  • Job growth at S&P 500 companies has turned negative for the first time since the last recession.
  • The U.S. trade deficit in 2016 was the largest in four years.
  • The latest labor report indicated the largest decline in average weekly hours since the recession of 2008.
  • The economy, eight plus years past the Great Recession, has grown at an anemic rate of only 1.5%-2%. In fact, President Obama's term as president will go down as the only presidential term in modern American history never to have had a year where the economy grew at least 3%, and he had two terms to achieve this.
  • The price to sales ratio today for the S&P 500 is amongst the highest ever recorded. The price to earnings ratio averaged over a ten year period is almost at its 1929 level, exceeds the level reached prior to the Great Recession, and has only been higher at the peak of the dot com period in 2000.
  • The Federal Reserve has propped up asset prices over the last nine years through printing money to purchase mortgages and bonds held on the balance sheets of banks in order to create a market for these securities, thereby reducing interest rates far below where the free market would likely have set them. They are now reversing course by both raising interest rates, and just as importantly, reducing the size of their balance sheet, which will also cause interest rates to rise.
  • The U.S. dollar has risen considerably over the last year. This makes U.S. exports that much more expensive and increases the trade deficit.
  • The market is pricing in all the positive elements of President Trump's campaign economic policies, including mainly massive tax reduction, infrastructure spending, and deregulation. For whatever reason, it is ignoring the negative consequences of what he simultaneously has promoted, namely tariffs, protectionism, isolationism, and scrapping trade agreements.
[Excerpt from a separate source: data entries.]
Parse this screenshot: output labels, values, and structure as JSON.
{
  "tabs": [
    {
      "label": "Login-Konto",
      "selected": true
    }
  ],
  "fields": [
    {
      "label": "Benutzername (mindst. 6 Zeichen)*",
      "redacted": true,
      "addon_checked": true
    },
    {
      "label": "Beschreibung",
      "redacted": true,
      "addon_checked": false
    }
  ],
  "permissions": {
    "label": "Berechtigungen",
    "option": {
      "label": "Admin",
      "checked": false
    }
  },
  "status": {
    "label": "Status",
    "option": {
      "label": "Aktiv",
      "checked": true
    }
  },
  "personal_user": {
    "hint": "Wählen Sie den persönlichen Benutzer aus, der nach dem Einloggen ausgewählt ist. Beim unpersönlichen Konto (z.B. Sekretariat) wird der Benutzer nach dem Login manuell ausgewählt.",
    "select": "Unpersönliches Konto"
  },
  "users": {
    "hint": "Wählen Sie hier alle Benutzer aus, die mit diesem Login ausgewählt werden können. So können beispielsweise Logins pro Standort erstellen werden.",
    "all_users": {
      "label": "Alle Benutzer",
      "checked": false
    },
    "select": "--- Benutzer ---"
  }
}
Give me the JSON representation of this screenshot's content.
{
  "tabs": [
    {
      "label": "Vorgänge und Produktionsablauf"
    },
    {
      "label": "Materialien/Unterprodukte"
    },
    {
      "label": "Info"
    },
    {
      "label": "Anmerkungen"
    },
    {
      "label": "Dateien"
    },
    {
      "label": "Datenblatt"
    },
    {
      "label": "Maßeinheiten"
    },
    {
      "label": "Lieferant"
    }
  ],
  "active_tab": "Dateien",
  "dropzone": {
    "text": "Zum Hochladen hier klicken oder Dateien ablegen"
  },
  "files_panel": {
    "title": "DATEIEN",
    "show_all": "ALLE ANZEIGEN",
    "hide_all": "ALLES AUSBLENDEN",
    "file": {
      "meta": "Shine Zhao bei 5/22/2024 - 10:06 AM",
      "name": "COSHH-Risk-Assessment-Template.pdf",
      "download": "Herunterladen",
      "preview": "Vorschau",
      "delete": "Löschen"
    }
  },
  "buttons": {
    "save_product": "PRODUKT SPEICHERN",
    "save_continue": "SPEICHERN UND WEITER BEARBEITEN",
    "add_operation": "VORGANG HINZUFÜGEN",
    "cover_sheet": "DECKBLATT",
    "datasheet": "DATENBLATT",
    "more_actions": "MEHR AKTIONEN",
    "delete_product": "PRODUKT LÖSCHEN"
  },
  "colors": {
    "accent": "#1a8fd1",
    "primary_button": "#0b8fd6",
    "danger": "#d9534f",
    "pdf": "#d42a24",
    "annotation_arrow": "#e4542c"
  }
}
  • The market for some reason is also ignoring the geopolitical risks associated with a Trump administration. Instead of focusing on tax policy, infrastructure projects, and areas where regulations could be modified to promote more economic growth, so much of the President's first month in office has been riddled with crowd size, assault on the media, botched travel policies, tensions with important allies and trade partners including Mexico, Australia, China, and the U.K., and a resignation of a high cabinet appointment with ties to Russia that provides impetus to investigate the President's potential knowledge or involvement. The amalgamation of these events impact the President's focus and undermine the likelihood that all of his economic agenda will be supported by Congress. The euphoria in the market is also ignoring provocations from Iran, North Korea, and Russia as well as the costs of military engagements especially in a period of lower tax revenues.

We are living in an unconventional world mired with extreme uncertainty, all of which are currently being dismissed by the market. In such an unconventional world, one should not approach his or her investments or investment management with conventional tools. The euphoria in the stock market today is reminiscent to me of similar emotions and confidence in real estate before the implosion. Notwithstanding the lowest interest rates in recorded history and the rally in asset prices, most people's homes today are still pretty far below their valuations reached a decade ago. History may not necessarily repeat, but it rhymes. I am always happy to help with outside the box thinking and strategies most appropriate for current market conditions and risks.
Wishing you all the best,
Greg Gann
The opinions voiced in this material are for general information only and are not intended to provide specific advice or recommendations for any individual. All performance referenced is historical and is no guarantee of future results. All indices are unmanaged and may not be invested into directly. The economic forecasts set forth in this material may not develop as predicted.